1819: The whaleship Essex departed from Nantucket for the final time. In 1820, the ship would be attacked by a sperm whale and eventually sink in the southern Pacific Ocean. The incident would provide the inspiration for the climactic scenes of Herman Melville’s novel Moby-Dick, published in 1851.
1840s: As voyages lengthened and ships grew, the relatively shallow harbors of Nantucket were no longer viable. Although much of the money of the industry continued to run through Nantucket, the actual shipping was increasingly conducted from the deeper ports of New Bedford, Massachusetts. By the mid-1840s, more than half of the roughly 750 whaling ships in the world were based in New Bedford.

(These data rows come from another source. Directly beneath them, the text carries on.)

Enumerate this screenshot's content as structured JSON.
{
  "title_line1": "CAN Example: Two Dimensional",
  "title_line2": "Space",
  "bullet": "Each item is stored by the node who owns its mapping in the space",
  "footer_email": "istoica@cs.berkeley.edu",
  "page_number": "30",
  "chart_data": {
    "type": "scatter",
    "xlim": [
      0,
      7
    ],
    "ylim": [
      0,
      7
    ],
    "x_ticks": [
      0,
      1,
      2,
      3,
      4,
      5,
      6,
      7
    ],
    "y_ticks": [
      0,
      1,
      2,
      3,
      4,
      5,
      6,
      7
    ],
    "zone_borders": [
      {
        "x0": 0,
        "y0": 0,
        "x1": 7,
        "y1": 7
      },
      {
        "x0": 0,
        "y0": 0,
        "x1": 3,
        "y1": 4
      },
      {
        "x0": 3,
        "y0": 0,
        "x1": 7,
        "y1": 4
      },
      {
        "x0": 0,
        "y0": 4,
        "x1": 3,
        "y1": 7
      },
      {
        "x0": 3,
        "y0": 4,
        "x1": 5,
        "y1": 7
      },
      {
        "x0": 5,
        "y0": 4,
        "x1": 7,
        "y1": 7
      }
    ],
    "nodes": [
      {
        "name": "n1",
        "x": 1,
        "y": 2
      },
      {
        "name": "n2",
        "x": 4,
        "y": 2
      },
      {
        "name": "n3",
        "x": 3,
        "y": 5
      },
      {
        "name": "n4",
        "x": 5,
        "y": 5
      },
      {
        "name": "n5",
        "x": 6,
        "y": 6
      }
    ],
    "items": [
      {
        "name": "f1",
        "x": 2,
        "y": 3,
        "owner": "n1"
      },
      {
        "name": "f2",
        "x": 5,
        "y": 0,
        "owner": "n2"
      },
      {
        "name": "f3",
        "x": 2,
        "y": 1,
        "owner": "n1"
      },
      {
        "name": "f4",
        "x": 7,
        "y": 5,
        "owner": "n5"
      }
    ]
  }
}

1859: Oil was discovered in Pennsylvania, resulting in a severe decline in demand for whale oil and signaling the end of the New England whaling industry. Within 10 years, the last whaling ship would set sail from Nantucket. Within 20 years, the island’s population would decline nearly 70 percent. Many of the luxurious homes built for titans of the whaling industry would, in later years, become attractive properties for well-to-do Bostonians and New Yorkers looking for an escape from the cities.